__Exercise data__
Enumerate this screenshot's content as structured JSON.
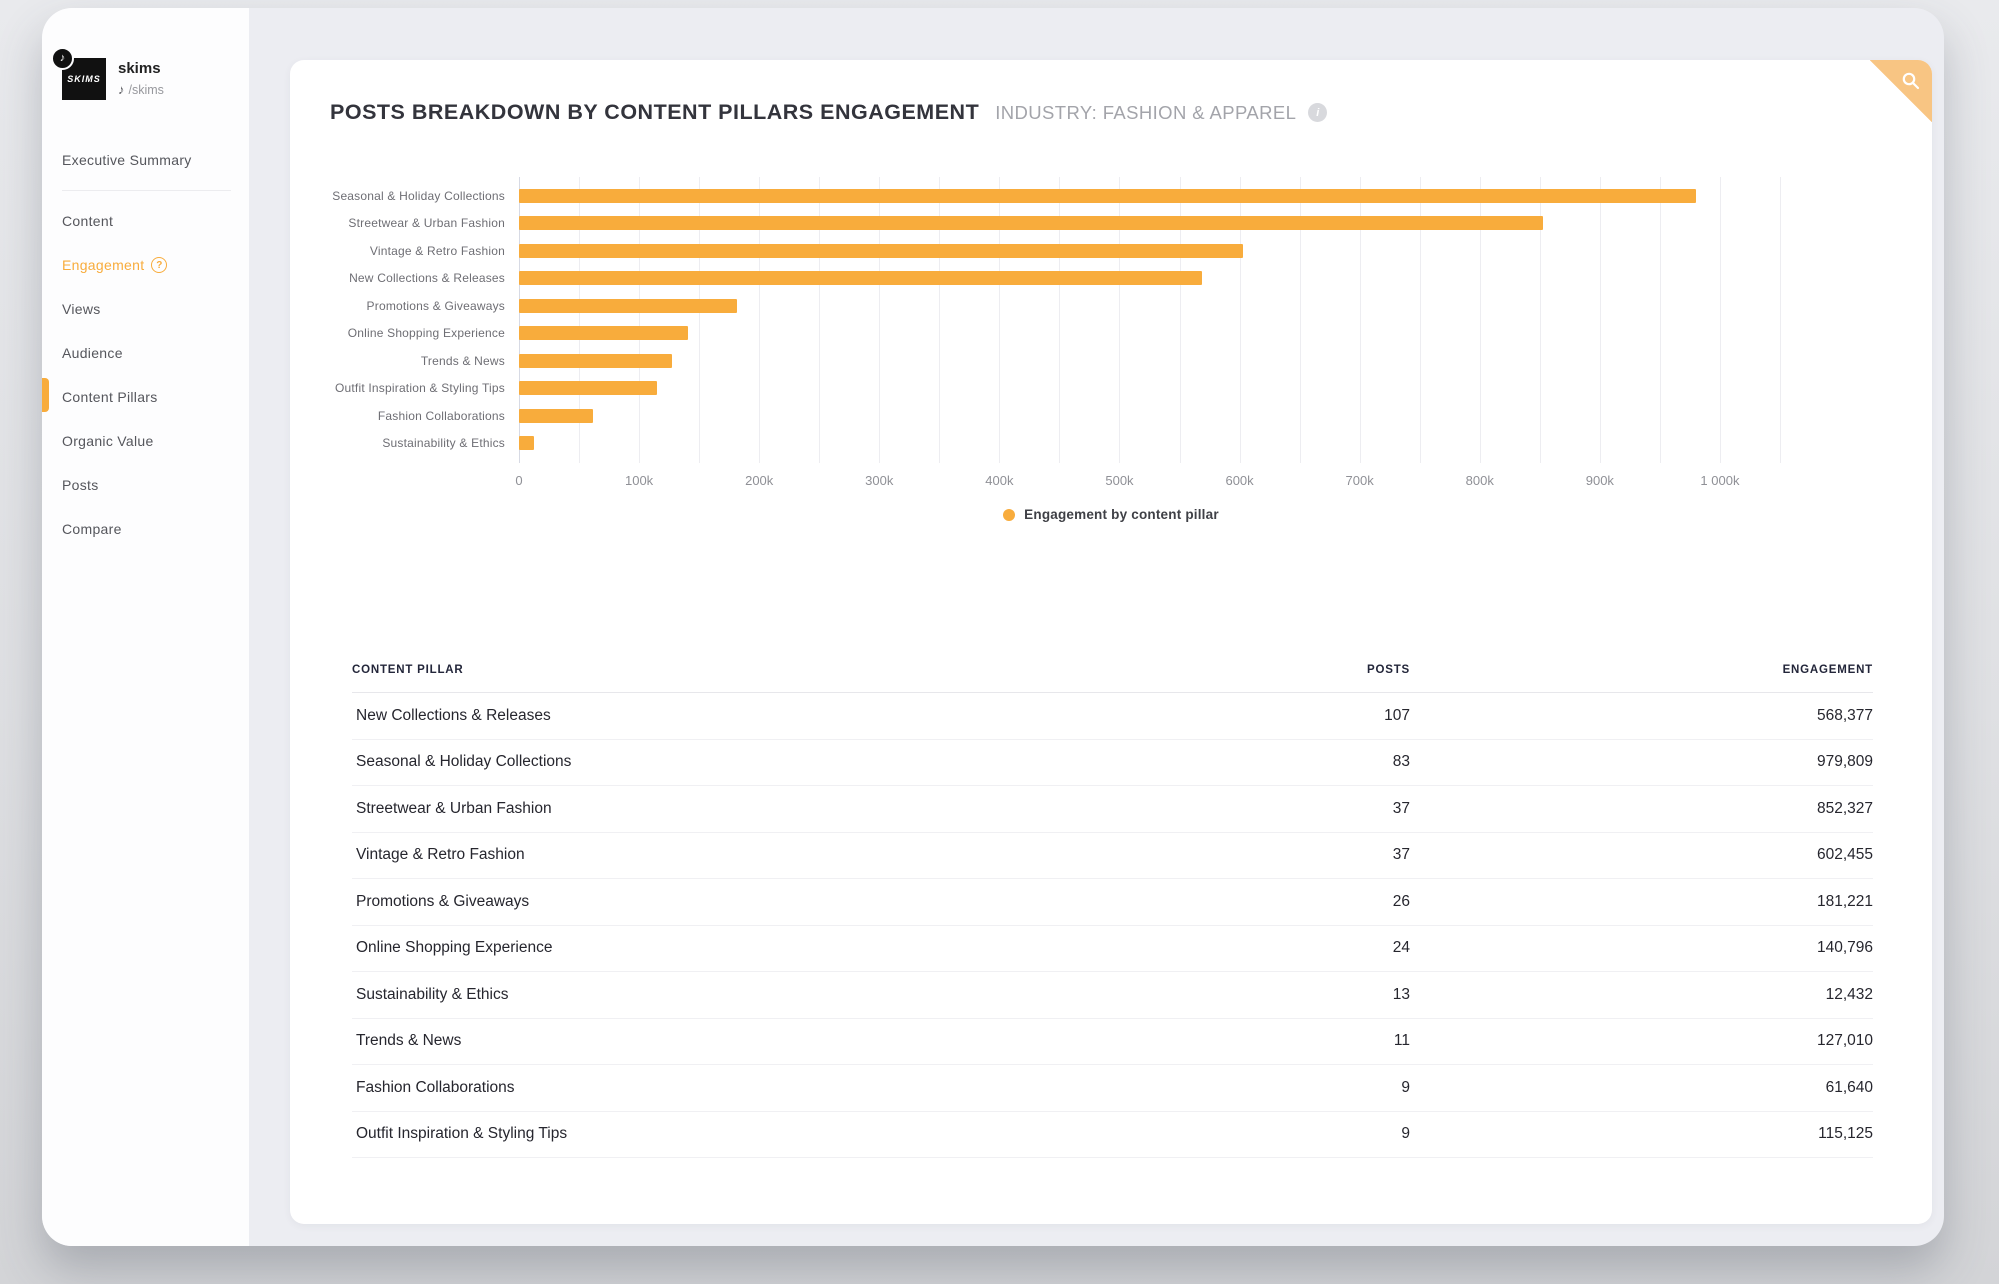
{
  "colors": {
    "accent": "#F8AC3C",
    "corner_triangle": "#F8C583"
  },
  "sidebar": {
    "brand": {
      "logo_text": "SKIMS",
      "name": "skims",
      "handle": "/skims",
      "tiktok_note": "♪"
    },
    "items": [
      {
        "label": "Executive Summary",
        "active": false,
        "divider_after": true
      },
      {
        "label": "Content",
        "active": false
      },
      {
        "label": "Engagement",
        "active": true,
        "has_help": true
      },
      {
        "label": "Views",
        "active": false
      },
      {
        "label": "Audience",
        "active": false
      },
      {
        "label": "Content Pillars",
        "active": false
      },
      {
        "label": "Organic Value",
        "active": false
      },
      {
        "label": "Posts",
        "active": false
      },
      {
        "label": "Compare",
        "active": false
      }
    ]
  },
  "header": {
    "title": "POSTS BREAKDOWN BY CONTENT PILLARS ENGAGEMENT",
    "subtitle": "INDUSTRY: FASHION & APPAREL",
    "info_glyph": "i"
  },
  "chart_data": {
    "type": "bar",
    "orientation": "horizontal",
    "title": "Posts breakdown by content pillars engagement",
    "categories": [
      "Seasonal & Holiday Collections",
      "Streetwear & Urban Fashion",
      "Vintage & Retro Fashion",
      "New Collections & Releases",
      "Promotions & Giveaways",
      "Online Shopping Experience",
      "Trends & News",
      "Outfit Inspiration & Styling Tips",
      "Fashion Collaborations",
      "Sustainability & Ethics"
    ],
    "values": [
      979809,
      852327,
      602455,
      568377,
      181221,
      140796,
      127010,
      115125,
      61640,
      12432
    ],
    "xlim": [
      0,
      1050000
    ],
    "x_ticks": [
      "0",
      "100k",
      "200k",
      "300k",
      "400k",
      "500k",
      "600k",
      "700k",
      "800k",
      "900k",
      "1 000k"
    ],
    "tick_interval": 100000,
    "grid_interval": 50000,
    "grid": true,
    "legend": "Engagement by content pillar",
    "legend_position": "bottom"
  },
  "table": {
    "columns": [
      "Content pillar",
      "Posts",
      "Engagement"
    ],
    "rows": [
      {
        "pillar": "New Collections & Releases",
        "posts": "107",
        "engagement": "568,377"
      },
      {
        "pillar": "Seasonal & Holiday Collections",
        "posts": "83",
        "engagement": "979,809"
      },
      {
        "pillar": "Streetwear & Urban Fashion",
        "posts": "37",
        "engagement": "852,327"
      },
      {
        "pillar": "Vintage & Retro Fashion",
        "posts": "37",
        "engagement": "602,455"
      },
      {
        "pillar": "Promotions & Giveaways",
        "posts": "26",
        "engagement": "181,221"
      },
      {
        "pillar": "Online Shopping Experience",
        "posts": "24",
        "engagement": "140,796"
      },
      {
        "pillar": "Sustainability & Ethics",
        "posts": "13",
        "engagement": "12,432"
      },
      {
        "pillar": "Trends & News",
        "posts": "11",
        "engagement": "127,010"
      },
      {
        "pillar": "Fashion Collaborations",
        "posts": "9",
        "engagement": "61,640"
      },
      {
        "pillar": "Outfit Inspiration & Styling Tips",
        "posts": "9",
        "engagement": "115,125"
      }
    ]
  }
}
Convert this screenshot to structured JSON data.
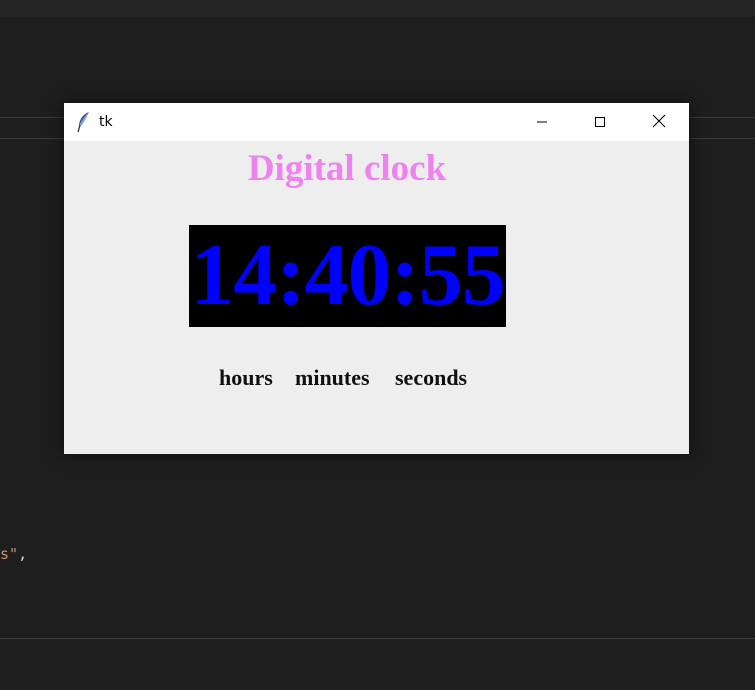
{
  "editor": {
    "code_fragment_string": "s\"",
    "code_fragment_punct": ","
  },
  "window": {
    "title": "tk",
    "app_icon": "feather-icon",
    "controls": {
      "minimize_icon": "minimize-icon",
      "maximize_icon": "maximize-icon",
      "close_icon": "close-icon"
    }
  },
  "app": {
    "heading": "Digital clock",
    "time": "14:40:55",
    "labels": {
      "hours": "hours",
      "minutes": "minutes",
      "seconds": "seconds"
    }
  },
  "colors": {
    "heading": "#ee82ee",
    "clock_text": "#0000ff",
    "clock_background": "#000000",
    "window_background": "#efeeef",
    "desktop_background": "#1e1e1e"
  }
}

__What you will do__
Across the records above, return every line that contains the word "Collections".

__Solution to this problem__
      "Seasonal & Holiday Collections",
      "New Collections & Releases",
        "pillar": "New Collections & Releases",
        "pillar": "Seasonal & Holiday Collections",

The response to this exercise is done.